I was born in Lexington, KY, and moved to the coast of NC before my first birthday. I moved to Chapel Hill after graduating high school and spent four years at UNC-CH. I spent a few years after school moving around and found my way to Nashville, TN, to study Audiology at Vanderbilt. After graduating, I was fortunate to find a job at Duke and have enjoyed living in Durham since then.
Where or in what type of setting do you currently work?
I work in an outpatient ENT clinic at Duke University Medical Center. I evaluate and treat patients with balance and dizziness problems in our vestibular clinic.
Why are you so excited about the new North Carolina Audiology Association, and what is your current role in the developing organization?
I am very excited to have an independent association representing audiology in NC. We had outgrown the structure of our previous association, and forming a new group was our best option to capitalize on the skills, motivation, and enthusiasm of our colleagues. As the healthcare landscape continues to change, we must find a way to make space for audiology. I’m confident this association will represent us well in that endeavor, and I’m encouraged when I see that same passion in the eyes of the other stakeholders. I’m serving as the interim Treasurer of the new association; making our first bank deposit two weeks ago was a big day!
What would one find you doing in your free time?
I enjoy listening to music at home and live, working in my shop, and working in my yard. I have lots of fun hanging out with my wife and son, riding bikes, sitting on the back porch at Sam’s Quik Shop, and hanging out with my neighbors.
What is your favorite part of the state to visit and why?
That is a really tough question because I really enjoy the western part of the state. If forced to choose it has to be the Outer Banks. I enjoy motoring over to Cape Lookout. With a light north wind, the south side of the hook of the cape has calm water and that makes for an amazing day at the beach. Beer in one hand, bocce ball in the other; that tops the list.
If you were not practicing in a career related to audiology, what would you be doing?
Who knows? Working with my hands in some way. I love my job and I get tremendous satisfaction applying my knowledge of audiology so my patients can enjoy greater quality of life. But if I weren’t doing this, perhaps I would be building furniture.

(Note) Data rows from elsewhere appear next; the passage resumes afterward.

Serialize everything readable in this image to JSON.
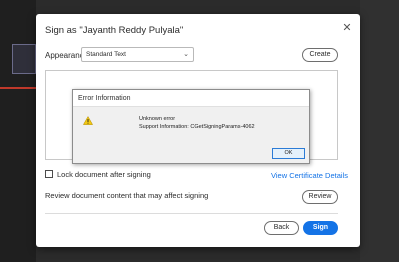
{
  "dialog": {
    "title": "Sign as \"Jayanth Reddy Pulyala\"",
    "close_glyph": "✕",
    "appearance_label": "Appearance",
    "appearance_value": "Standard Text",
    "create_label": "Create",
    "lock_label": "Lock document after signing",
    "lock_checked": false,
    "view_certificate_label": "View Certificate Details",
    "review_text": "Review document content that may affect signing",
    "review_label": "Review",
    "back_label": "Back",
    "sign_label": "Sign"
  },
  "error": {
    "title": "Error Information",
    "line1": "Unknown error",
    "line2": "Support Information: CGetSigningParams-4062",
    "ok_label": "OK"
  },
  "colors": {
    "accent": "#1473e6",
    "warning": "#f2c811"
  },
  "icons": {
    "close": "close-icon",
    "chevron": "chevron-down-icon",
    "warning": "warning-icon"
  }
}
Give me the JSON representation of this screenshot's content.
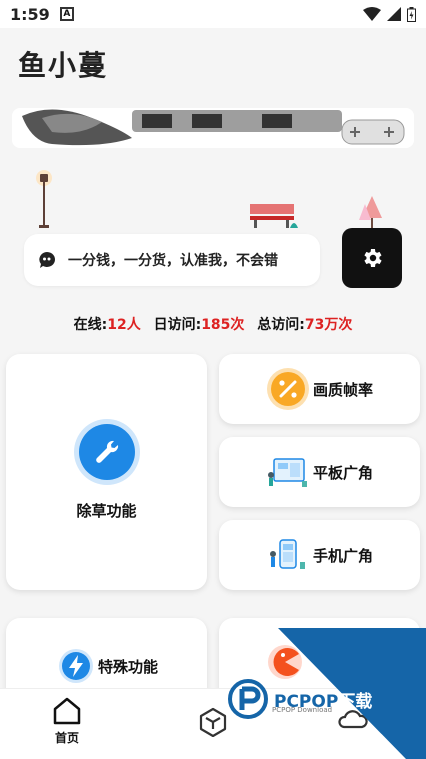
{
  "status_bar": {
    "time": "1:59",
    "notif_letter": "A"
  },
  "app": {
    "title": "鱼小蔓"
  },
  "quote": {
    "text": "一分钱，一分货，认准我，不会错"
  },
  "stats": {
    "online_label": "在线:",
    "online_value": "12人",
    "daily_label": "日访问:",
    "daily_value": "185次",
    "total_label": "总访问:",
    "total_value": "73万次"
  },
  "features": {
    "main": "除草功能",
    "picture_quality": "画质帧率",
    "tablet_wide": "平板广角",
    "phone_wide": "手机广角",
    "special": "特殊功能"
  },
  "tabbar": {
    "home": "首页"
  },
  "watermark": {
    "brand_a": "PCPOP",
    "brand_b": "下载",
    "sub": "PCPOP Download"
  },
  "colors": {
    "accent_red": "#dd2222",
    "blue": "#1e88e5",
    "watermark_blue": "#1565a8"
  }
}
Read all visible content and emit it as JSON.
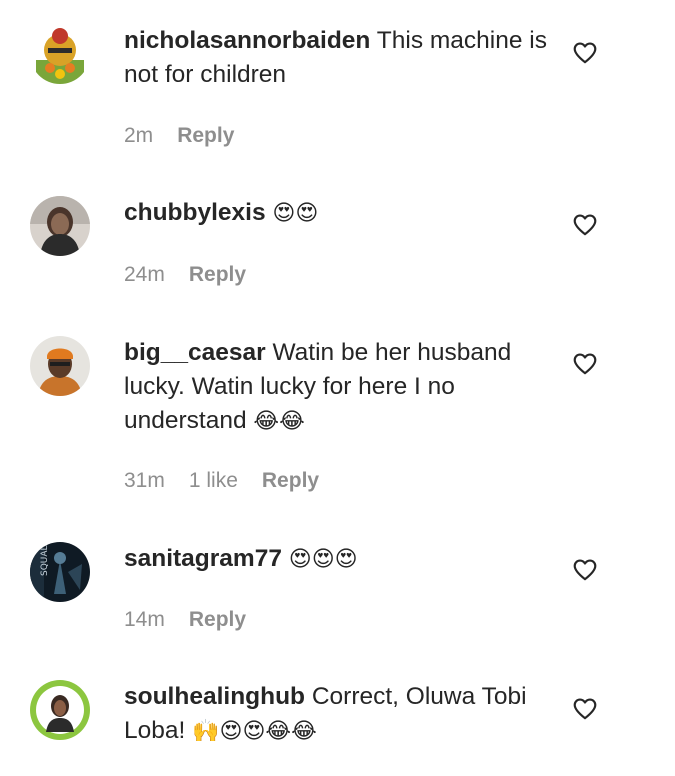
{
  "comments": [
    {
      "username": "nicholasannorbaiden",
      "text": "This machine is not for children",
      "emojis": "",
      "time": "2m",
      "likes": "",
      "reply_label": "Reply",
      "avatar_color": "#d9a227"
    },
    {
      "username": "chubbylexis",
      "text": "",
      "emojis": "😍😍",
      "time": "24m",
      "likes": "",
      "reply_label": "Reply",
      "avatar_color": "#6b5b53"
    },
    {
      "username": "big__caesar",
      "text": "Watin be her husband lucky. Watin lucky for here I no understand",
      "emojis": "😂😂",
      "time": "31m",
      "likes": "1 like",
      "reply_label": "Reply",
      "avatar_color": "#c8742b"
    },
    {
      "username": "sanitagram77",
      "text": "",
      "emojis": "😍😍😍",
      "time": "14m",
      "likes": "",
      "reply_label": "Reply",
      "avatar_color": "#243a4a"
    },
    {
      "username": "soulhealinghub",
      "text": "Correct, Oluwa Tobi Loba!",
      "emojis": "🙌😍😍😂😂",
      "time": "",
      "likes": "",
      "reply_label": "",
      "avatar_color": "#8cc63f"
    }
  ],
  "icons": {
    "like": "heart-outline-icon"
  },
  "colors": {
    "text": "#262626",
    "secondary": "#8e8e8e",
    "background": "#ffffff"
  }
}
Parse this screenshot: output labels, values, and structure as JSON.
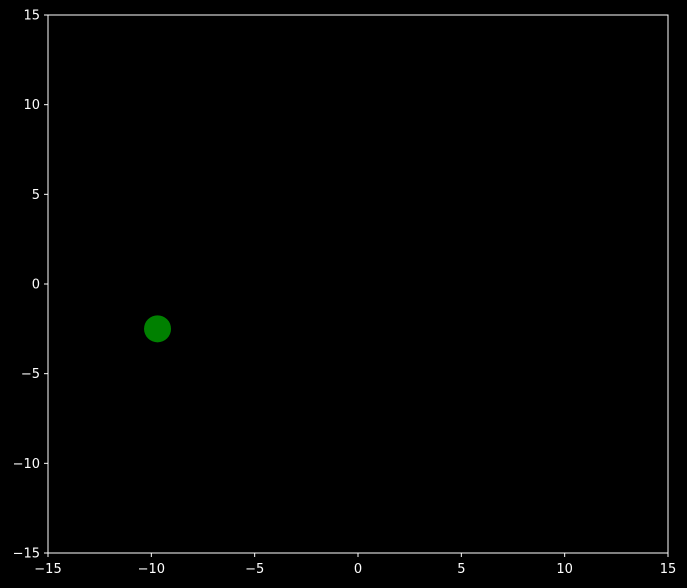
{
  "chart_data": {
    "type": "scatter",
    "title": "",
    "xlabel": "",
    "ylabel": "",
    "xlim": [
      -15,
      15
    ],
    "ylim": [
      -15,
      15
    ],
    "xticks": [
      -15,
      -10,
      -5,
      0,
      5,
      10,
      15
    ],
    "yticks": [
      -15,
      -10,
      -5,
      0,
      5,
      10,
      15
    ],
    "xtick_labels": [
      "−15",
      "−10",
      "−5",
      "0",
      "5",
      "10",
      "15"
    ],
    "ytick_labels": [
      "−15",
      "−10",
      "−5",
      "0",
      "5",
      "10",
      "15"
    ],
    "grid": false,
    "series": [
      {
        "points": [
          {
            "x": -9.7,
            "y": -2.5
          }
        ],
        "color": "#008000"
      }
    ],
    "colors": {
      "background": "#000000",
      "axes": "#ffffff",
      "text": "#ffffff"
    }
  }
}
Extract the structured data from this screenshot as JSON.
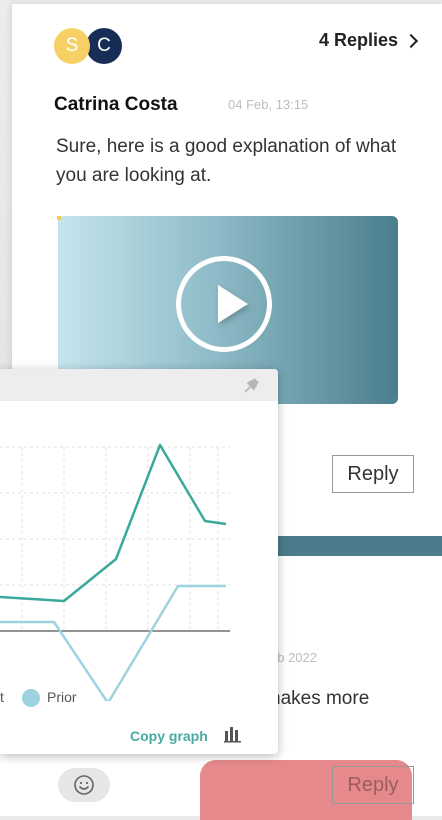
{
  "thread": {
    "avatars": [
      {
        "initial": "S",
        "color": "#f6cf65"
      },
      {
        "initial": "C",
        "color": "#172d55"
      }
    ],
    "replies_label": "4 Replies"
  },
  "comment": {
    "author": "Catrina Costa",
    "timestamp": "04 Feb, 13:15",
    "message": "Sure, here is a good explanation of what you are looking at.",
    "reply_label": "Reply"
  },
  "second_comment": {
    "date_partial": "eb 2022",
    "message_partial": "nakes more",
    "reply_label": "Reply"
  },
  "graph_popup": {
    "legend_partial": "t",
    "legend_prior": "Prior",
    "copy_label": "Copy graph",
    "icons": [
      "pin-icon",
      "bar-chart-icon"
    ]
  },
  "colors": {
    "accent_teal": "#4aa9a4",
    "series_current": "#3aa99b",
    "series_prior": "#9dd2e1",
    "band": "#4a7c8c",
    "highlight": "#e6898c"
  }
}
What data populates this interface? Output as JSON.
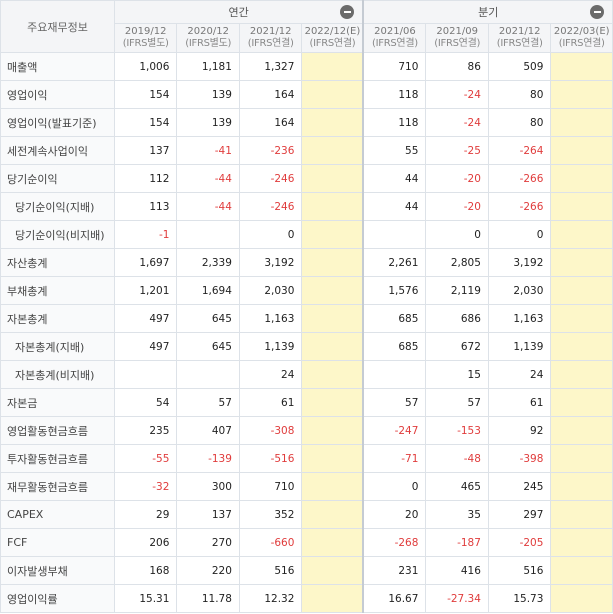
{
  "header": {
    "label": "주요재무정보",
    "annual_label": "연간",
    "quarterly_label": "분기",
    "annual_periods": [
      {
        "period": "2019/12",
        "basis": "(IFRS별도)"
      },
      {
        "period": "2020/12",
        "basis": "(IFRS별도)"
      },
      {
        "period": "2021/12",
        "basis": "(IFRS연결)"
      },
      {
        "period": "2022/12(E)",
        "basis": "(IFRS연결)"
      }
    ],
    "quarterly_periods": [
      {
        "period": "2021/06",
        "basis": "(IFRS연결)"
      },
      {
        "period": "2021/09",
        "basis": "(IFRS연결)"
      },
      {
        "period": "2021/12",
        "basis": "(IFRS연결)"
      },
      {
        "period": "2022/03(E)",
        "basis": "(IFRS연결)"
      }
    ]
  },
  "rows": [
    {
      "label": "매출액",
      "indent": false,
      "annual": [
        "1,006",
        "1,181",
        "1,327",
        ""
      ],
      "quarterly": [
        "710",
        "86",
        "509",
        ""
      ]
    },
    {
      "label": "영업이익",
      "indent": false,
      "annual": [
        "154",
        "139",
        "164",
        ""
      ],
      "quarterly": [
        "118",
        "-24",
        "80",
        ""
      ]
    },
    {
      "label": "영업이익(발표기준)",
      "indent": false,
      "annual": [
        "154",
        "139",
        "164",
        ""
      ],
      "quarterly": [
        "118",
        "-24",
        "80",
        ""
      ]
    },
    {
      "label": "세전계속사업이익",
      "indent": false,
      "annual": [
        "137",
        "-41",
        "-236",
        ""
      ],
      "quarterly": [
        "55",
        "-25",
        "-264",
        ""
      ]
    },
    {
      "label": "당기순이익",
      "indent": false,
      "annual": [
        "112",
        "-44",
        "-246",
        ""
      ],
      "quarterly": [
        "44",
        "-20",
        "-266",
        ""
      ]
    },
    {
      "label": "당기순이익(지배)",
      "indent": true,
      "annual": [
        "113",
        "-44",
        "-246",
        ""
      ],
      "quarterly": [
        "44",
        "-20",
        "-266",
        ""
      ]
    },
    {
      "label": "당기순이익(비지배)",
      "indent": true,
      "annual": [
        "-1",
        "",
        "0",
        ""
      ],
      "quarterly": [
        "",
        "0",
        "0",
        ""
      ]
    },
    {
      "label": "자산총계",
      "indent": false,
      "annual": [
        "1,697",
        "2,339",
        "3,192",
        ""
      ],
      "quarterly": [
        "2,261",
        "2,805",
        "3,192",
        ""
      ]
    },
    {
      "label": "부채총계",
      "indent": false,
      "annual": [
        "1,201",
        "1,694",
        "2,030",
        ""
      ],
      "quarterly": [
        "1,576",
        "2,119",
        "2,030",
        ""
      ]
    },
    {
      "label": "자본총계",
      "indent": false,
      "annual": [
        "497",
        "645",
        "1,163",
        ""
      ],
      "quarterly": [
        "685",
        "686",
        "1,163",
        ""
      ]
    },
    {
      "label": "자본총계(지배)",
      "indent": true,
      "annual": [
        "497",
        "645",
        "1,139",
        ""
      ],
      "quarterly": [
        "685",
        "672",
        "1,139",
        ""
      ]
    },
    {
      "label": "자본총계(비지배)",
      "indent": true,
      "annual": [
        "",
        "",
        "24",
        ""
      ],
      "quarterly": [
        "",
        "15",
        "24",
        ""
      ]
    },
    {
      "label": "자본금",
      "indent": false,
      "annual": [
        "54",
        "57",
        "61",
        ""
      ],
      "quarterly": [
        "57",
        "57",
        "61",
        ""
      ]
    },
    {
      "label": "영업활동현금흐름",
      "indent": false,
      "annual": [
        "235",
        "407",
        "-308",
        ""
      ],
      "quarterly": [
        "-247",
        "-153",
        "92",
        ""
      ]
    },
    {
      "label": "투자활동현금흐름",
      "indent": false,
      "annual": [
        "-55",
        "-139",
        "-516",
        ""
      ],
      "quarterly": [
        "-71",
        "-48",
        "-398",
        ""
      ]
    },
    {
      "label": "재무활동현금흐름",
      "indent": false,
      "annual": [
        "-32",
        "300",
        "710",
        ""
      ],
      "quarterly": [
        "0",
        "465",
        "245",
        ""
      ]
    },
    {
      "label": "CAPEX",
      "indent": false,
      "annual": [
        "29",
        "137",
        "352",
        ""
      ],
      "quarterly": [
        "20",
        "35",
        "297",
        ""
      ]
    },
    {
      "label": "FCF",
      "indent": false,
      "annual": [
        "206",
        "270",
        "-660",
        ""
      ],
      "quarterly": [
        "-268",
        "-187",
        "-205",
        ""
      ]
    },
    {
      "label": "이자발생부채",
      "indent": false,
      "annual": [
        "168",
        "220",
        "516",
        ""
      ],
      "quarterly": [
        "231",
        "416",
        "516",
        ""
      ]
    },
    {
      "label": "영업이익률",
      "indent": false,
      "annual": [
        "15.31",
        "11.78",
        "12.32",
        ""
      ],
      "quarterly": [
        "16.67",
        "-27.34",
        "15.73",
        ""
      ]
    }
  ],
  "colors": {
    "negative": "#e03c3c",
    "forecast_bg": "#fdf7c9",
    "header_bg": "#f4f5f7"
  }
}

What do you see as one of the biggest challenges facing audiology today?
Lack of public awareness of our field.
What is one goal you hope the new North Carolina Audiology Association can strive to accomplish?
Audiologists have much to offer and we don’t need to keep that a secret. We need to improve upon the lack of awareness of our profession. The healthcare landscape is changing drastically. As those tectonic plates shift, I hope the North Carolina Audiology Association will strive to create space for our profession where it didn’t previously exist.